Besides Obama, McConnell's 50 percent figure includes authors, actors, athletes, and others who employ few if any workers, as well as hedge fund firms and major law partnerships most people wouldn't consider small. "We are being over-inclusive in our use of small business income," says Edward D. Kleinbard, a former staff director of the Joint Committee on Taxation who is now a University of Southern California law professor.
Obama doesn't address the effect of his plan on small business income. Instead, he says his plan would hit only about 3 percent of all small businesses, also a joint tax committee number. Republicans counter that those 3 percent generate most of the real small business activity. "The last thing you would want to do is raise taxes in the middle of a recession on our most productive small businesses," McConnell said in a Sept. 15 Fox News (NWS) interview.
The confusion stems from the IRS's inability to determine if the income on a tax return comes from a small or large business. The dispute revolves around three types of businesses—partnerships, sole proprietorships, and so-called S corporations, which often have one or two shareholders. These structures are popular because they allow profits to be reported on business owners' personal tax returns without first going through a layer of corporate tax.
The nonpartisan Congressional Research Service, which analyzes issues for lawmakers, largely agreed with Obama in a Sept. 3 report that considered only taxpayers with employees. Its conclusion: Small businesses with actual workers would pay only about 12 percent of the higher taxes. "Across-the-board tax cuts for high-income individuals are not efficiently targeted to small businesses," wrote author Jane G. Gravelle.

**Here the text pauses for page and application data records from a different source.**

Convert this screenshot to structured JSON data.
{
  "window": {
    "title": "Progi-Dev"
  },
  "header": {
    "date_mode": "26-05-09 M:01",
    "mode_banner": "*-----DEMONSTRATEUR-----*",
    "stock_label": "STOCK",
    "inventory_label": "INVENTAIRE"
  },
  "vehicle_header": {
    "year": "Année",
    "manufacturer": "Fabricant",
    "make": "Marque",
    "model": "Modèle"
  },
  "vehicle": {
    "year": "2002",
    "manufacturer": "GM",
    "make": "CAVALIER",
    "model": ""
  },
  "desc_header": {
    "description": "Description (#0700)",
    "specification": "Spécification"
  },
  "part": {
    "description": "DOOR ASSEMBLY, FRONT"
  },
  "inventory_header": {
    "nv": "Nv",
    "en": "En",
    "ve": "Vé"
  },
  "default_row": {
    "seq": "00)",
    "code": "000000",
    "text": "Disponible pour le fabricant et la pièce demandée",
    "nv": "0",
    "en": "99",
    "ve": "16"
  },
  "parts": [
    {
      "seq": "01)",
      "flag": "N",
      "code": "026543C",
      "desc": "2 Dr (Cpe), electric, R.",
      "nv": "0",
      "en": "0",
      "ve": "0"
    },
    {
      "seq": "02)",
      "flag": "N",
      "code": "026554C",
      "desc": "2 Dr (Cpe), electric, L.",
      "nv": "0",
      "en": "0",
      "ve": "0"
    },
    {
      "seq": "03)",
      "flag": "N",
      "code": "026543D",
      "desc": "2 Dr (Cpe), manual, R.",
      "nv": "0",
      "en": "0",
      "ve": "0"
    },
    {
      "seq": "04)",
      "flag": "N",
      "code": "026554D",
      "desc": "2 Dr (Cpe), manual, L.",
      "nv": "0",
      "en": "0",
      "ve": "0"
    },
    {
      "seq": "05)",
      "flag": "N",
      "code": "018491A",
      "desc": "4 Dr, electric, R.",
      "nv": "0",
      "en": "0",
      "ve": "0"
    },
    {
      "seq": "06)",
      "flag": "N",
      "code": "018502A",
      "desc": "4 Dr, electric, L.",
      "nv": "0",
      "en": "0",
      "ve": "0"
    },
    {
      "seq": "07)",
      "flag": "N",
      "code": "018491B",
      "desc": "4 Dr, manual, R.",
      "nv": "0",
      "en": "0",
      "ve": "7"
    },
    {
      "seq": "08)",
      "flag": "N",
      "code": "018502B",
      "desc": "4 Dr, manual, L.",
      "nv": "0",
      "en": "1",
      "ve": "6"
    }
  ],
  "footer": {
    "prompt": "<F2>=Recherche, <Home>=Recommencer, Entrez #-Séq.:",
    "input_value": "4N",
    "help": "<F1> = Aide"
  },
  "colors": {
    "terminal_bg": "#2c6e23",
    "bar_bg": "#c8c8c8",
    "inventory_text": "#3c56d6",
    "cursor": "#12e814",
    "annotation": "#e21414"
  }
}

The bottom line: Some small business income would be subject to higher taxes under Obama's plan, though not the 50 percent the GOP claims.